Work to complete |
Count how many lines of the data include "amount". The answer is that number and nothing else.

START Data provided

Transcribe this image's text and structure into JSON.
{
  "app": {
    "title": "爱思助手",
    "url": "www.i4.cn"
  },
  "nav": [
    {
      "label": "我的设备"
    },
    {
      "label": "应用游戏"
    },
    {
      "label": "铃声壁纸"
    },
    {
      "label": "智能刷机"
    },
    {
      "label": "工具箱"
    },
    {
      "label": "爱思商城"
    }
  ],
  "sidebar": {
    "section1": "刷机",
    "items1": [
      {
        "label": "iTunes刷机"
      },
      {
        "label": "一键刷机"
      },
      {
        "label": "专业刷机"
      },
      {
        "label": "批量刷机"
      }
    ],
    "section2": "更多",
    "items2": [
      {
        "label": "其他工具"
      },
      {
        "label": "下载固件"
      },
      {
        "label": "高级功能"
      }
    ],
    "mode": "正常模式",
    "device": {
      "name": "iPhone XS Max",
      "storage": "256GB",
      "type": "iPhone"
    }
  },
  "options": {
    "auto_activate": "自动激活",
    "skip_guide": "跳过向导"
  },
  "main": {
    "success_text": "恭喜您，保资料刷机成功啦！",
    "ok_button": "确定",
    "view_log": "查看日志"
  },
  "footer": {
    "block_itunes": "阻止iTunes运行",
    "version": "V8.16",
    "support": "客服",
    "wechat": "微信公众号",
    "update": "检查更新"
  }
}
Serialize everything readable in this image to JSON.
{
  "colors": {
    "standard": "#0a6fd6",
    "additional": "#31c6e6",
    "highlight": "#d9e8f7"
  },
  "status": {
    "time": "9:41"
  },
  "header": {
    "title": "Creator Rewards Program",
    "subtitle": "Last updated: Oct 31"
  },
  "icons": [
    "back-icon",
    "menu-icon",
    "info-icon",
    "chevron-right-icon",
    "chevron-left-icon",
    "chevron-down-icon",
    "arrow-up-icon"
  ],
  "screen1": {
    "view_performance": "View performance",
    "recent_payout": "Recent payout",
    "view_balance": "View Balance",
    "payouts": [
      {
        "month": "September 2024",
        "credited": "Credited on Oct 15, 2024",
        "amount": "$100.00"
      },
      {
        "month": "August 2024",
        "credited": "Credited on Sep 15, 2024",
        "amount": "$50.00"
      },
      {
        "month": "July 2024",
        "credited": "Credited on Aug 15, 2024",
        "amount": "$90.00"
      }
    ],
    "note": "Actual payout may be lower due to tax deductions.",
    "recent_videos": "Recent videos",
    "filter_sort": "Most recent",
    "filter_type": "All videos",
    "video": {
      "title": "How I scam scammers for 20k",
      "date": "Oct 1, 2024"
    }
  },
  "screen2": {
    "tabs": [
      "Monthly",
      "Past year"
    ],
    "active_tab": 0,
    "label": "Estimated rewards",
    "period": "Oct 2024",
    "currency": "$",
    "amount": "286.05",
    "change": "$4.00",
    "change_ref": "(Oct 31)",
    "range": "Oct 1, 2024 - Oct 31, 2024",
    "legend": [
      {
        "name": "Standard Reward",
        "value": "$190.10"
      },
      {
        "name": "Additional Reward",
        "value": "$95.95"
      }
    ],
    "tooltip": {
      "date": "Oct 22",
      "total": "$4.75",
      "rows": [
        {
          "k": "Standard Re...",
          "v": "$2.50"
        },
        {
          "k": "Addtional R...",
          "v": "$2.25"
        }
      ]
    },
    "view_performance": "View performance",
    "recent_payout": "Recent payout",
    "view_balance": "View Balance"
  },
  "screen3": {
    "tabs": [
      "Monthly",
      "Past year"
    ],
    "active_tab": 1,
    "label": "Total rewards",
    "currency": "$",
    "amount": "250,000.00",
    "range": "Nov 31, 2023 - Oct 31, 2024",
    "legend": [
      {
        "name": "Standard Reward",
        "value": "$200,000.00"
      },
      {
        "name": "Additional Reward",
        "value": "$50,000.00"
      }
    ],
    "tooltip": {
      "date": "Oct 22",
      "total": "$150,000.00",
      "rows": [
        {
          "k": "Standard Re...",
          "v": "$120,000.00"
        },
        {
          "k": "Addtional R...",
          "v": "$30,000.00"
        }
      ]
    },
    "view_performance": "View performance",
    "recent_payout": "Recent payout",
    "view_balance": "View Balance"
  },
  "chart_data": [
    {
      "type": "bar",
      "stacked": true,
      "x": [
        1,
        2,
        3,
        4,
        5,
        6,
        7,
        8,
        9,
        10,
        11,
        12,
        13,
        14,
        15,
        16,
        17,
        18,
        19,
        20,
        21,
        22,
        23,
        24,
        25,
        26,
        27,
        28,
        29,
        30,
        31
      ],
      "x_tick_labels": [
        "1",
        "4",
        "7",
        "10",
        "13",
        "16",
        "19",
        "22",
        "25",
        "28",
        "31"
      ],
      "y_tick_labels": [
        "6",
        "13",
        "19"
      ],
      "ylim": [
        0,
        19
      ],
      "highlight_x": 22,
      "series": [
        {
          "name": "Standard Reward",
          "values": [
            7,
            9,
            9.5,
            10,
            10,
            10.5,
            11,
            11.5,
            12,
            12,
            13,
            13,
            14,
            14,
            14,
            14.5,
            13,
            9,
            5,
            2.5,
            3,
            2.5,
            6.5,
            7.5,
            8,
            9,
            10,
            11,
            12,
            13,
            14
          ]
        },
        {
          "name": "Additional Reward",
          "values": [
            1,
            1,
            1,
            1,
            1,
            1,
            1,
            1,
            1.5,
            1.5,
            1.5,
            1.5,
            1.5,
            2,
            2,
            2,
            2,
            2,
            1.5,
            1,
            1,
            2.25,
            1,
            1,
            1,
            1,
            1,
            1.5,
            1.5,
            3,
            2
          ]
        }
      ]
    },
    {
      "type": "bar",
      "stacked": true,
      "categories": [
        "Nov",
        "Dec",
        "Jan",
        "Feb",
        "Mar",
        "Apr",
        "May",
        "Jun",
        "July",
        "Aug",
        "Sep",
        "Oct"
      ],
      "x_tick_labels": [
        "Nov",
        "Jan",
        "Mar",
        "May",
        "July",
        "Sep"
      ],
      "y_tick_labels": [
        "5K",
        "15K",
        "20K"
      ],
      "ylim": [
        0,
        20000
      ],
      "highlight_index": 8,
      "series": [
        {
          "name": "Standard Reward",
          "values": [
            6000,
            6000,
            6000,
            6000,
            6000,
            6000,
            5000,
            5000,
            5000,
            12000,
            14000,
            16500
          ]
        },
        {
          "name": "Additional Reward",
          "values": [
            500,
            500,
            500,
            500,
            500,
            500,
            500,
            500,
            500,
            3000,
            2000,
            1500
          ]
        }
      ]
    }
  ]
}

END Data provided

Written response |
5